- Task statement: The records follow. Copy them exactly, but omit the pictures.

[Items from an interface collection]
*-*-*

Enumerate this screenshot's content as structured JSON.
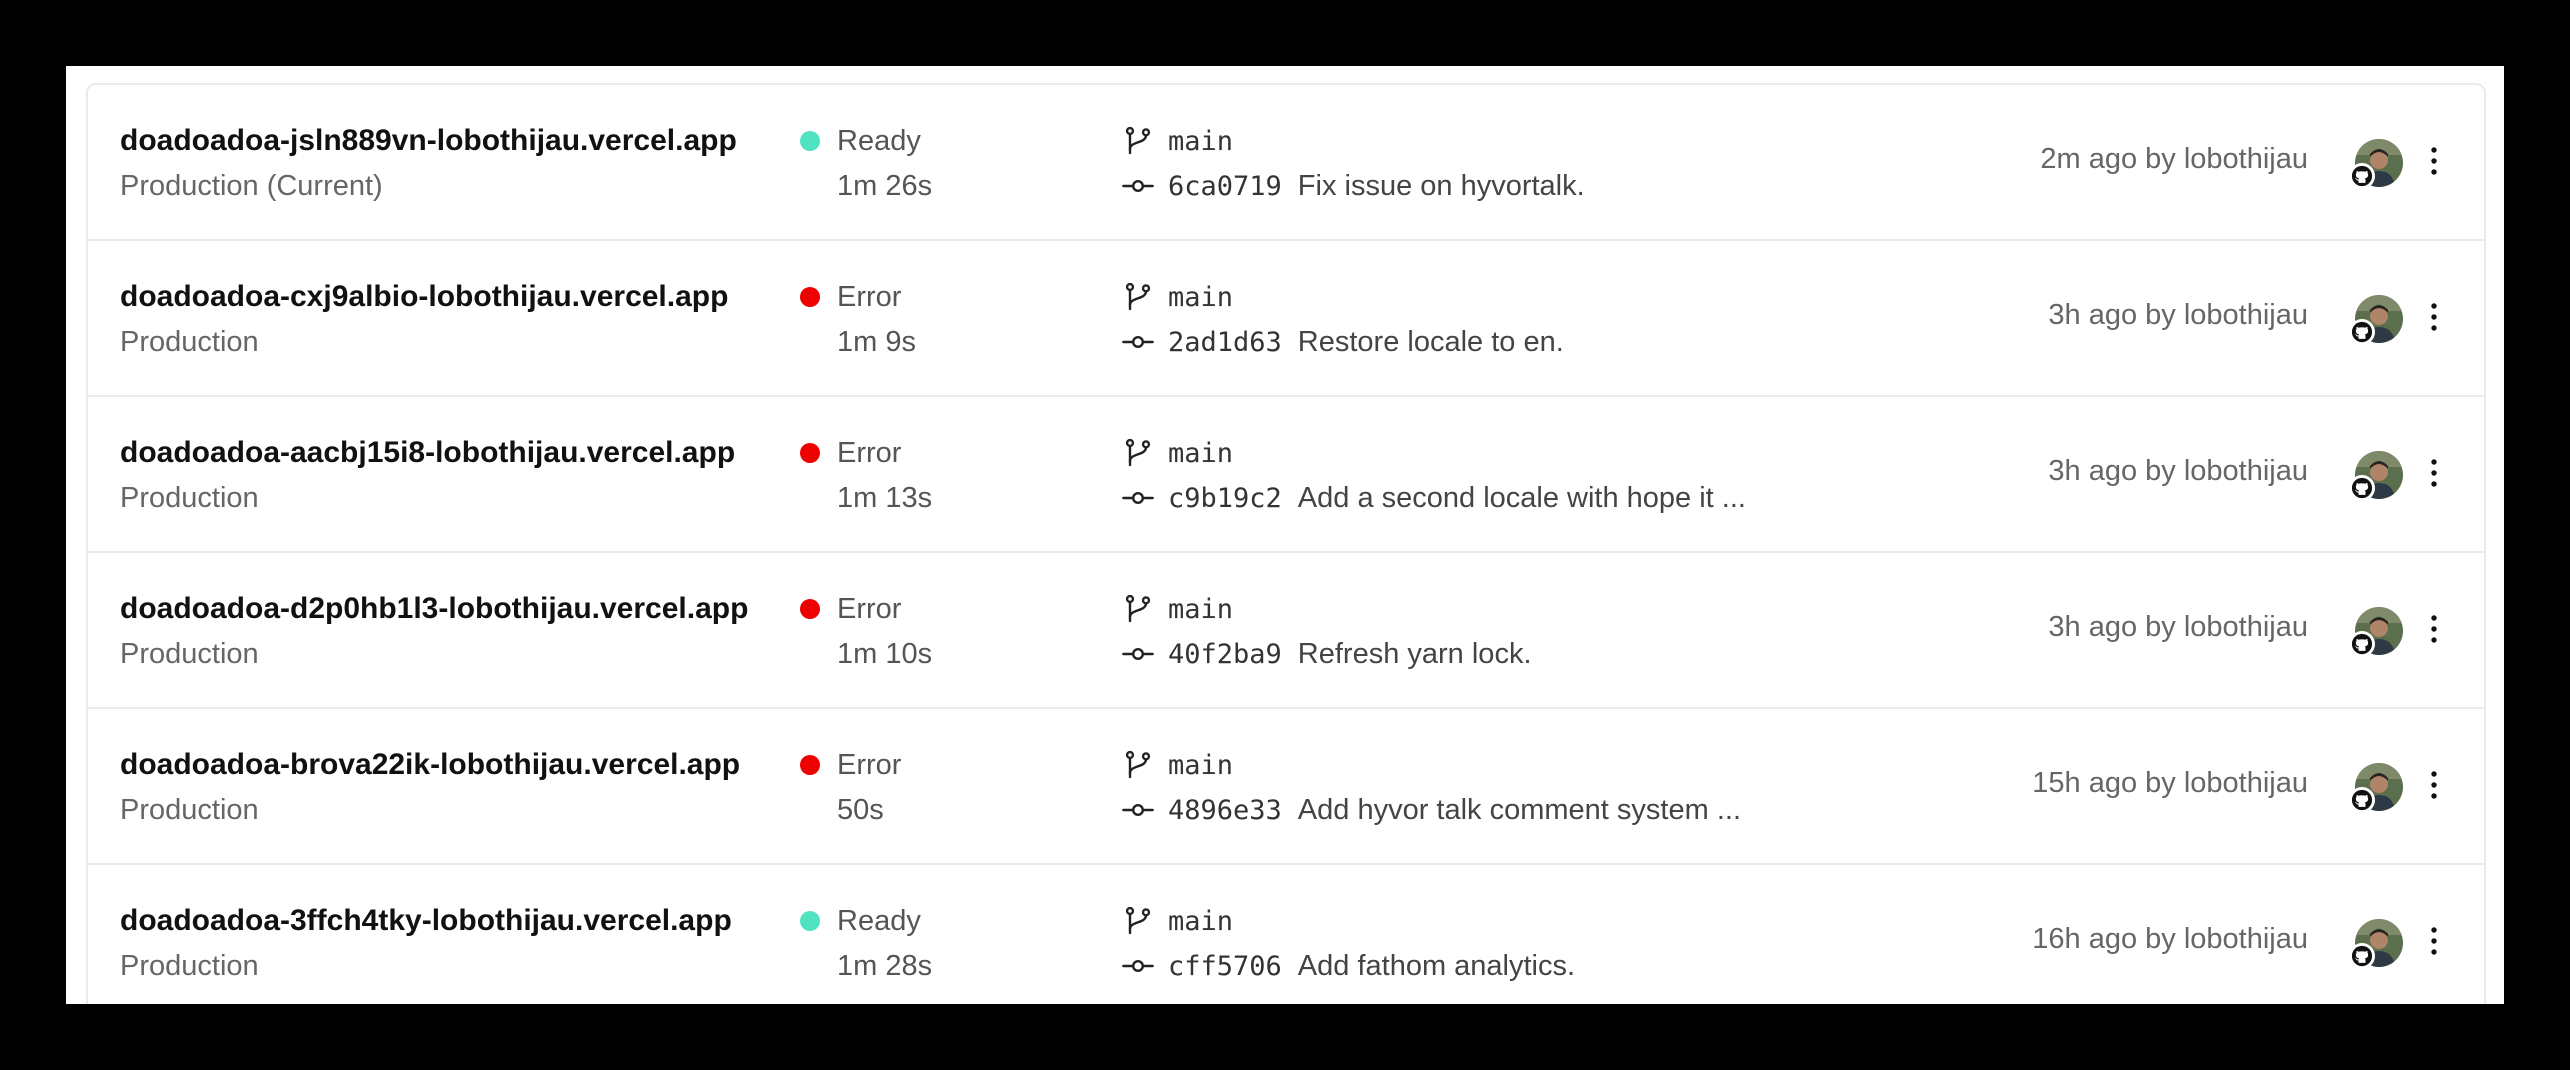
{
  "colors": {
    "ready": "#50e3c2",
    "error": "#ee0000"
  },
  "deployments": [
    {
      "url": "doadoadoa-jsln889vn-lobothijau.vercel.app",
      "environment": "Production (Current)",
      "status": "Ready",
      "status_color": "#50e3c2",
      "duration": "1m 26s",
      "branch": "main",
      "commit_hash": "6ca0719",
      "commit_message": "Fix issue on hyvortalk.",
      "meta": "2m ago by lobothijau"
    },
    {
      "url": "doadoadoa-cxj9albio-lobothijau.vercel.app",
      "environment": "Production",
      "status": "Error",
      "status_color": "#ee0000",
      "duration": "1m 9s",
      "branch": "main",
      "commit_hash": "2ad1d63",
      "commit_message": "Restore locale to en.",
      "meta": "3h ago by lobothijau"
    },
    {
      "url": "doadoadoa-aacbj15i8-lobothijau.vercel.app",
      "environment": "Production",
      "status": "Error",
      "status_color": "#ee0000",
      "duration": "1m 13s",
      "branch": "main",
      "commit_hash": "c9b19c2",
      "commit_message": "Add a second locale with hope it ...",
      "meta": "3h ago by lobothijau"
    },
    {
      "url": "doadoadoa-d2p0hb1l3-lobothijau.vercel.app",
      "environment": "Production",
      "status": "Error",
      "status_color": "#ee0000",
      "duration": "1m 10s",
      "branch": "main",
      "commit_hash": "40f2ba9",
      "commit_message": "Refresh yarn lock.",
      "meta": "3h ago by lobothijau"
    },
    {
      "url": "doadoadoa-brova22ik-lobothijau.vercel.app",
      "environment": "Production",
      "status": "Error",
      "status_color": "#ee0000",
      "duration": "50s",
      "branch": "main",
      "commit_hash": "4896e33",
      "commit_message": "Add hyvor talk comment system ...",
      "meta": "15h ago by lobothijau"
    },
    {
      "url": "doadoadoa-3ffch4tky-lobothijau.vercel.app",
      "environment": "Production",
      "status": "Ready",
      "status_color": "#50e3c2",
      "duration": "1m 28s",
      "branch": "main",
      "commit_hash": "cff5706",
      "commit_message": "Add fathom analytics.",
      "meta": "16h ago by lobothijau"
    }
  ]
}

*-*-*

- Solution to this problem:
Enumerate this screenshot's content as structured JSON.
{
  "colors": {
    "ready": "#50e3c2",
    "error": "#ee0000"
  },
  "deployments": [
    {
      "url": "doadoadoa-jsln889vn-lobothijau.vercel.app",
      "environment": "Production (Current)",
      "status": "Ready",
      "status_color": "#50e3c2",
      "duration": "1m 26s",
      "branch": "main",
      "commit_hash": "6ca0719",
      "commit_message": "Fix issue on hyvortalk.",
      "meta": "2m ago by lobothijau"
    },
    {
      "url": "doadoadoa-cxj9albio-lobothijau.vercel.app",
      "environment": "Production",
      "status": "Error",
      "status_color": "#ee0000",
      "duration": "1m 9s",
      "branch": "main",
      "commit_hash": "2ad1d63",
      "commit_message": "Restore locale to en.",
      "meta": "3h ago by lobothijau"
    },
    {
      "url": "doadoadoa-aacbj15i8-lobothijau.vercel.app",
      "environment": "Production",
      "status": "Error",
      "status_color": "#ee0000",
      "duration": "1m 13s",
      "branch": "main",
      "commit_hash": "c9b19c2",
      "commit_message": "Add a second locale with hope it ...",
      "meta": "3h ago by lobothijau"
    },
    {
      "url": "doadoadoa-d2p0hb1l3-lobothijau.vercel.app",
      "environment": "Production",
      "status": "Error",
      "status_color": "#ee0000",
      "duration": "1m 10s",
      "branch": "main",
      "commit_hash": "40f2ba9",
      "commit_message": "Refresh yarn lock.",
      "meta": "3h ago by lobothijau"
    },
    {
      "url": "doadoadoa-brova22ik-lobothijau.vercel.app",
      "environment": "Production",
      "status": "Error",
      "status_color": "#ee0000",
      "duration": "50s",
      "branch": "main",
      "commit_hash": "4896e33",
      "commit_message": "Add hyvor talk comment system ...",
      "meta": "15h ago by lobothijau"
    },
    {
      "url": "doadoadoa-3ffch4tky-lobothijau.vercel.app",
      "environment": "Production",
      "status": "Ready",
      "status_color": "#50e3c2",
      "duration": "1m 28s",
      "branch": "main",
      "commit_hash": "cff5706",
      "commit_message": "Add fathom analytics.",
      "meta": "16h ago by lobothijau"
    }
  ]
}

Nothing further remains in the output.